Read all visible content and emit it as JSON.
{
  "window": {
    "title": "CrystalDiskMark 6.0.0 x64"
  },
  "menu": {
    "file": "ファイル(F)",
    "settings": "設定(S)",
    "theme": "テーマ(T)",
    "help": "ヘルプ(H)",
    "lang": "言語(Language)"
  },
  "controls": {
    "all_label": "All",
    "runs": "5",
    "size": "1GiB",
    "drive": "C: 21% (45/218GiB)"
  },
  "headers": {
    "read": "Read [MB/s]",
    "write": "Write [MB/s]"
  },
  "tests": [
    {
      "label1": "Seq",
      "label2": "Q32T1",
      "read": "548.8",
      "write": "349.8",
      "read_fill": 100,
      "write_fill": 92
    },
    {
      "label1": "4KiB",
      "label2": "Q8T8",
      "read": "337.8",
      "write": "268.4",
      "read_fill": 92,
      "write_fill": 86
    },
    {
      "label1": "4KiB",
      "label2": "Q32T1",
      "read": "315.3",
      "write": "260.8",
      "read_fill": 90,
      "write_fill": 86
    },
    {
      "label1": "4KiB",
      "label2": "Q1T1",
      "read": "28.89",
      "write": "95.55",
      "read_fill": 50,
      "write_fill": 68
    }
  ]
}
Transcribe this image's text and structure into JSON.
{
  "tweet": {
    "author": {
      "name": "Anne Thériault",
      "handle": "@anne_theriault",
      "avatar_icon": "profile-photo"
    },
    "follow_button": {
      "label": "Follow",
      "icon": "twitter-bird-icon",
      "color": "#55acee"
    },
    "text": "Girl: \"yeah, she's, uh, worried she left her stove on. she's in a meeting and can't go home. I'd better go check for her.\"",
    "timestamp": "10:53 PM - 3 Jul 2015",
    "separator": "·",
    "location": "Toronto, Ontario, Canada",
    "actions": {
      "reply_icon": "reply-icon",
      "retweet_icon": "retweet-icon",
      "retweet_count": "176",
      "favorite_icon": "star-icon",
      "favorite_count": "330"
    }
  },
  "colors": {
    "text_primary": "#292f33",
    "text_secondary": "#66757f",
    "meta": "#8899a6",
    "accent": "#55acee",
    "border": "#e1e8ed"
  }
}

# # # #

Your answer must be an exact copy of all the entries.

Read all visible content and emit it as JSON.
{
  "window": {
    "title": "CrystalDiskMark 6.0.0 x64"
  },
  "menu": {
    "file": "ファイル(F)",
    "settings": "設定(S)",
    "theme": "テーマ(T)",
    "help": "ヘルプ(H)",
    "lang": "言語(Language)"
  },
  "controls": {
    "all_label": "All",
    "runs": "5",
    "size": "1GiB",
    "drive": "C: 21% (45/218GiB)"
  },
  "headers": {
    "read": "Read [MB/s]",
    "write": "Write [MB/s]"
  },
  "tests": [
    {
      "label1": "Seq",
      "label2": "Q32T1",
      "read": "548.8",
      "write": "349.8",
      "read_fill": 100,
      "write_fill": 92
    },
    {
      "label1": "4KiB",
      "label2": "Q8T8",
      "read": "337.8",
      "write": "268.4",
      "read_fill": 92,
      "write_fill": 86
    },
    {
      "label1": "4KiB",
      "label2": "Q32T1",
      "read": "315.3",
      "write": "260.8",
      "read_fill": 90,
      "write_fill": 86
    },
    {
      "label1": "4KiB",
      "label2": "Q1T1",
      "read": "28.89",
      "write": "95.55",
      "read_fill": 50,
      "write_fill": 68
    }
  ]
}
Transcribe this image's text and structure into JSON.
{
  "tweet": {
    "author": {
      "name": "Anne Thériault",
      "handle": "@anne_theriault",
      "avatar_icon": "profile-photo"
    },
    "follow_button": {
      "label": "Follow",
      "icon": "twitter-bird-icon",
      "color": "#55acee"
    },
    "text": "Girl: \"yeah, she's, uh, worried she left her stove on. she's in a meeting and can't go home. I'd better go check for her.\"",
    "timestamp": "10:53 PM - 3 Jul 2015",
    "separator": "·",
    "location": "Toronto, Ontario, Canada",
    "actions": {
      "reply_icon": "reply-icon",
      "retweet_icon": "retweet-icon",
      "retweet_count": "176",
      "favorite_icon": "star-icon",
      "favorite_count": "330"
    }
  },
  "colors": {
    "text_primary": "#292f33",
    "text_secondary": "#66757f",
    "meta": "#8899a6",
    "accent": "#55acee",
    "border": "#e1e8ed"
  }
}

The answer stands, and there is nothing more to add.